Elsewhere in the moral-issue spectrum: “I have come to be a reluctant supporter of the death penalty,” Mrs. Clinton said on the morning of Friday, Dec. 10, at an interfaith, largely African-American, gathering in the basement of Riverside Church, where she had been asked her position on the possibility of repeal. Reluctant is right: Consider just part of the First Lady’s 271-word semi-soliloquy on the matter. “All of us should be very vocal in our opposition to the use of the death penalty on a very broad basis and in a way that really undermines whatever effect it might have, as either retribution or deterrent, however one eventually uses it.” Say what?
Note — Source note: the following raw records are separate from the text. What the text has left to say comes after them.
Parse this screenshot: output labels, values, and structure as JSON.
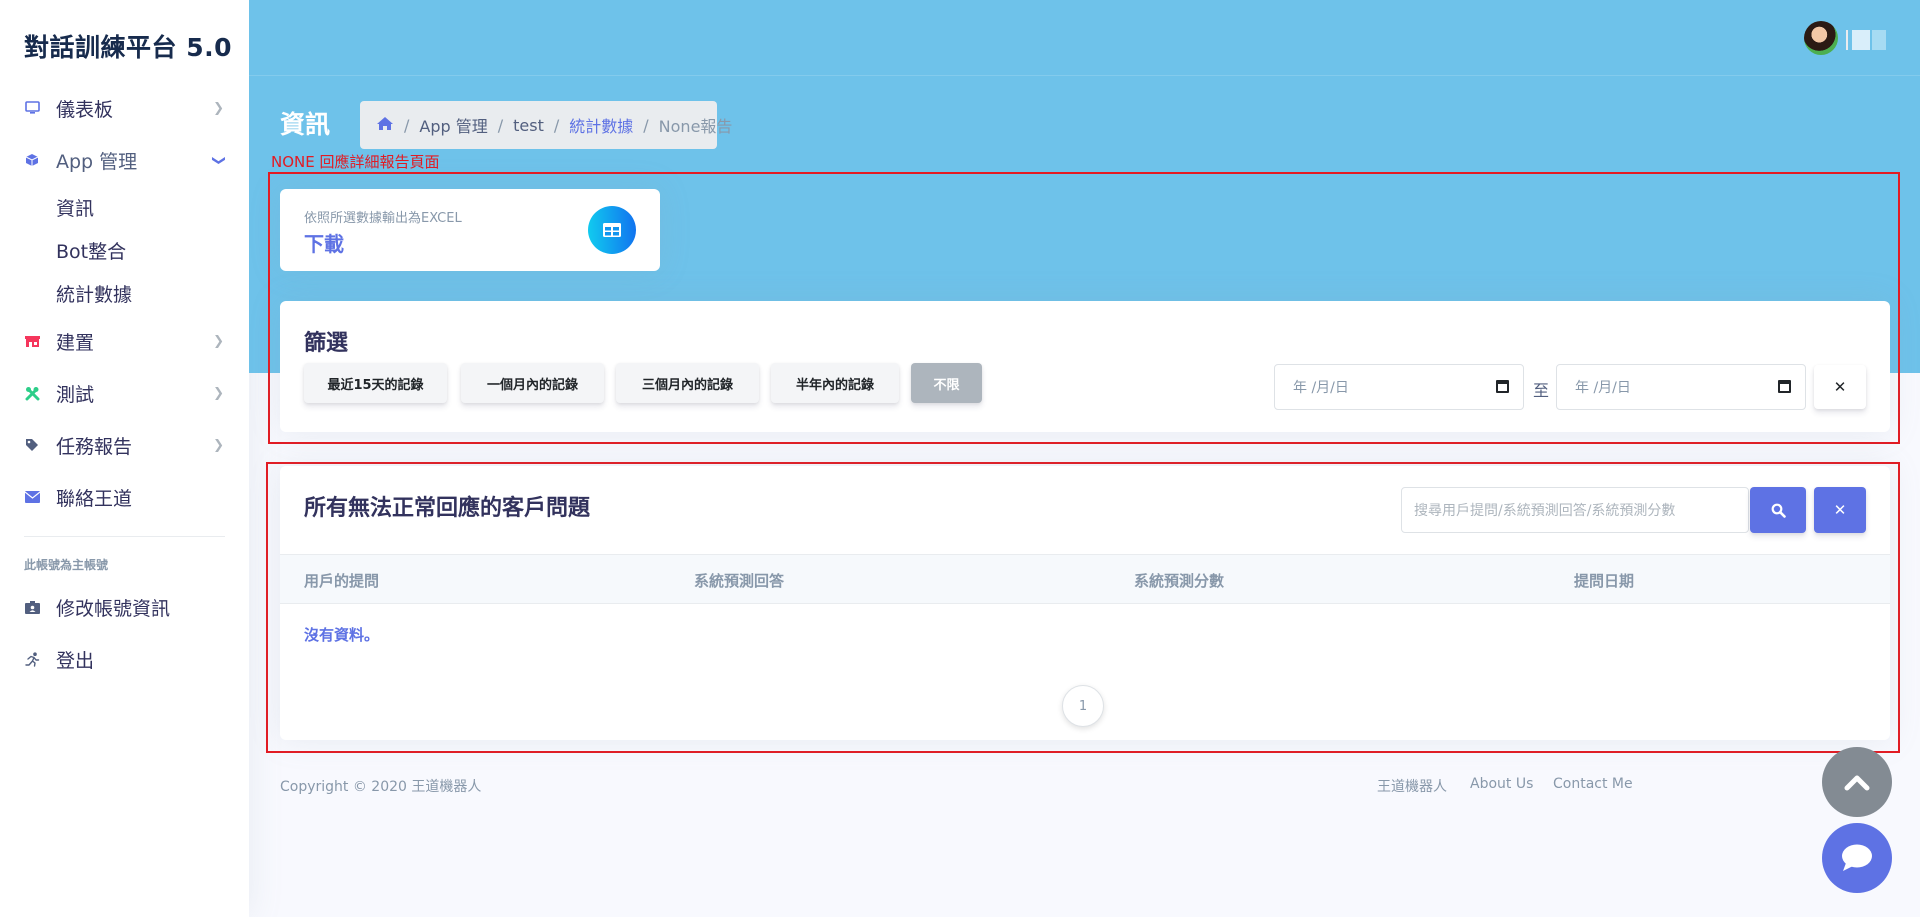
{
  "brand": "對話訓練平台 5.0",
  "sidebar": {
    "nav": [
      {
        "label": "儀表板",
        "icon": "monitor-icon",
        "color": "#5e72e4"
      },
      {
        "label": "App 管理",
        "icon": "cube-icon",
        "color": "#5e72e4",
        "open": true
      },
      {
        "label": "建置",
        "icon": "shop-icon",
        "color": "#f5365c"
      },
      {
        "label": "測試",
        "icon": "tools-icon",
        "color": "#2dce89"
      },
      {
        "label": "任務報告",
        "icon": "tag-icon",
        "color": "#525f7f"
      },
      {
        "label": "聯絡王道",
        "icon": "envelope-icon",
        "color": "#5e72e4"
      }
    ],
    "subnav": [
      "資訊",
      "Bot整合",
      "統計數據"
    ],
    "section_heading": "此帳號為主帳號",
    "account": [
      {
        "label": "修改帳號資訊",
        "icon": "id-card-icon"
      },
      {
        "label": "登出",
        "icon": "running-icon"
      }
    ]
  },
  "header": {
    "page_title": "資訊",
    "breadcrumb": [
      "App 管理",
      "test",
      "統計數據",
      "None報告"
    ]
  },
  "annotation": "NONE 回應詳細報告頁面",
  "export_card": {
    "subtitle": "依照所選數據輸出為EXCEL",
    "action": "下載"
  },
  "filter": {
    "title": "篩選",
    "buttons": [
      "最近15天的記錄",
      "一個月內的記錄",
      "三個月內的記錄",
      "半年內的記錄",
      "不限"
    ],
    "active_button": "不限",
    "date_from": "年 /月/日",
    "to_label": "至",
    "date_to": "年 /月/日",
    "clear": "✕"
  },
  "table": {
    "title": "所有無法正常回應的客戶問題",
    "search_placeholder": "搜尋用戶提問/系統預測回答/系統預測分數",
    "clear": "✕",
    "columns": [
      "用戶的提問",
      "系統預測回答",
      "系統預測分數",
      "提問日期"
    ],
    "empty_text": "沒有資料。",
    "page": "1"
  },
  "footer": {
    "copyright": "Copyright © 2020 王道機器人",
    "links": [
      "王道機器人",
      "About Us",
      "Contact Me"
    ]
  },
  "colors": {
    "header_bg": "#6ec2ea",
    "primary": "#5e72e4",
    "annotation_red": "#e31b23"
  }
}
Actually, the surfeit of syntax is understandable: The death penalty is a terrible conundrum, with which no reflective individual could fail to “struggle mightily,” as the First Lady claimed to have done, and over which the most rigid mind could be forgiven for equivocating endlessly. Here’s what’s curious, though: In all those words, the First Lady devoted not a single syllable to how she views it, as retribution, deterrent, or what? Nor–and this may turn out to be the more politically salient element of her style–did she choose to shed a ray of light on what, in the course of that mighty struggle, made her land on the for-it side of the fence.
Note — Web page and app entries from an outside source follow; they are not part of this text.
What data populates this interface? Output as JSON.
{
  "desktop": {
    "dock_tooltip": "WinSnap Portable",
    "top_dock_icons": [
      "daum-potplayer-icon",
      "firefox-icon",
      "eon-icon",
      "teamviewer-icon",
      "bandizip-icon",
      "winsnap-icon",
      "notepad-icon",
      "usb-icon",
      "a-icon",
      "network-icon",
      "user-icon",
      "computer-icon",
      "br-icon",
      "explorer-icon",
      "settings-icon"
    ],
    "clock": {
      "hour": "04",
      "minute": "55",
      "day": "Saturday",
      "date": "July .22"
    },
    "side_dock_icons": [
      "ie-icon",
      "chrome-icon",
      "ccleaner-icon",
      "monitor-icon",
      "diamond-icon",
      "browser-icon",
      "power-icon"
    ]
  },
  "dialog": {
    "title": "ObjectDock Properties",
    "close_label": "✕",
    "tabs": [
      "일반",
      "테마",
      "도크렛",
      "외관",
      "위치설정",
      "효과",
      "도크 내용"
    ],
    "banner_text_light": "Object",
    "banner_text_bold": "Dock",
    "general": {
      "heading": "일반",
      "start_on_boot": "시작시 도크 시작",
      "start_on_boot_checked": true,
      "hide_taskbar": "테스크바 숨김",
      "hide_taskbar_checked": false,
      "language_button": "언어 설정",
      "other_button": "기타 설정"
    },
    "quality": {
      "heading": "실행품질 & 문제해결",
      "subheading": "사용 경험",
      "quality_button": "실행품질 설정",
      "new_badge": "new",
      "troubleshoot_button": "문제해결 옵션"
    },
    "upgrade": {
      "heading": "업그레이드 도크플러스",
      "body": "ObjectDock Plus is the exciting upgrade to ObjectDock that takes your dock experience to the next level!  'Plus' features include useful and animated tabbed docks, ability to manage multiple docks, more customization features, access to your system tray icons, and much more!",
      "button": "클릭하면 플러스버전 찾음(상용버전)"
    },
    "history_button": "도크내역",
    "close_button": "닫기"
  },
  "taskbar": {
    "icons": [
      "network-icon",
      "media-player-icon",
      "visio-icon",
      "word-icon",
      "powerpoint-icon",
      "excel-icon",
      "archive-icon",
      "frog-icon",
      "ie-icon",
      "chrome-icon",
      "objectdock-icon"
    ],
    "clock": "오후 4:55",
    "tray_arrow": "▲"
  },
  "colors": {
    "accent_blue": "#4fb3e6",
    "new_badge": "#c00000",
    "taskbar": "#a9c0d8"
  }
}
With regard to welfare reform, The Observer hesitates to harp too repeatedly on the unacknowledged, though seemingly yawning, gap between the position that the children’s-advocate-for-30-years took in 1996, and the positions she seemed to be taking during the 30 years in question. (Oops! Did it again!) But if, as her remarks at Riverside suggested, poverty should be an issue in the campaign, the First Lady has, as Ricky Ricardo would say, some ‘splainin’ to do. “There have been some states and localities that have chosen to implement [welfare reform] in the most draconian way,” she said of the welfare law. Not to be sarcastic or anything, but … wow! Who ever would have thought that some places in these United States would be … draconian … about welfare reform? Kinda makes you think we ought to have some kind of … Federal safety net, or something. It’s too late for that, of course, but not for the antipoverty plan, which Mrs. Clinton pledged to unveil in the coming months–and which, sarcasm aside, one awaits as perhaps the single strongest indicator of exactly where she falls on the map of ideas.
All that said, one mustn’t lose sight of the fact that the only ideas that matter in a political campaign are the ones that can be rolled cleanly into spitballs and hurled at one’s opponent with minimal fear of their being double-packed and hurled right back–and none of the foregoing fits into that prime category. But, oddly enough, in a year when character is becoming political destiny, the more wiggle room she leaves herself, the more space she has to get lost in.
Gotcha headlines notwithstanding, Mrs. Clinton flip-flops much less frequently than she simply fails to fill in. Therefore, her biggest political problem is not that she lacks character as such. It’s that she lacks what actors call a character arc; a path to take her plausibly from one point to another on her political trajectory, so that she seems–or dare we say it?–so that she is, real.